Disability Legislation

The Disability Discrimination Act 2005 introduces a Disability Equality Duty which requires public authorities to:

  • Promote equality of opportunity between disabled people and other people.
  • Eliminate discrimination that is unlawful under the DDA.
  • Eliminate harassment of disabled people that is related to their disability.
  • Promote positive attitudes towards disabled people.
  • ncourage participation by disabled people in public life.
  • Take steps to meet disabled people’s needs, even if this requires more favourable treatment.

Gender Legislation

The Equality Act 2006 amends the Sex Discrimination Act 1975 to place a general duty on public authorities to:

  • Eliminate unlawful discrimination and harassment.
  • Promote equality of opportunity between men and women.

Mechanisms for successful compliance with the general duties include:

  • Accountability and leadership.
  • Mainstreaming the duty into core functions.
  • Ensuring implementation.
  • Staff expertise and training.

If I were to produce a single equality scheme what are some of the things that I need to consider and include?

There is no fixed format or style for producing single equality schemes. Effective schemes will include a number of areas to ensure effectiveness. This may include:

  • Commitment from senior leaders
  • Links to business plans and the strategic priorities of the organisation.
  • Arrangements for gathering information and analysis
  • Identification of common areas / activities
  • Arrangements for involvement and consultation

Responsibilities and accountability for the implementation of the scheme.
Development of action plans:

  • Identification of individuals with responsibilities
  • Measurable and time bound indicators of progress
  • Allocation of specific budgets
  • How impact assessments will be incorporated into the authority’s decision making process
  • How this will be incorporated into procurement and partnership arrangements
  • Arrangements for monitoring and reviewing their schemes
  • Authorities will need to ensure that their annual reporting processes are distinct and clearly identify progress towards each of the diversity strands and meeting the duties of the individual pieces of legislation.
     

Are other public sector authorities going down a single equality scheme approach?
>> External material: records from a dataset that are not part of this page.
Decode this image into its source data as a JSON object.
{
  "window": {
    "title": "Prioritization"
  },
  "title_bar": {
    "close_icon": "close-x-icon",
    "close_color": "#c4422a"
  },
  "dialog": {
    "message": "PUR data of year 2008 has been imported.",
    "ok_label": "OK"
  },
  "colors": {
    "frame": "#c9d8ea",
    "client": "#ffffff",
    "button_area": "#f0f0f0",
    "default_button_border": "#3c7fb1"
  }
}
Many public sector authorities are undertaking consultation exercises in relation to the development of a single equality scheme. Examples can be found on the websites of the Higher Education Funding Council for England and the Crown Prosecution Service.

Why Register?

Great reasons to register with NHS Employers

  • A personalised website
    Manage your profile and select topics of interest to you
  • Access your dashboard
    Bookmark useful content to help you quickly find what your looking for
  • Get involved
    Contribute to our Talking Points discussions, comment on and rate our webpages
  • Keep up to date
    Receive the Workforce bulletin and our other newsletters

Sounds great, what next?

Register Now

Not now, I will register later

Log In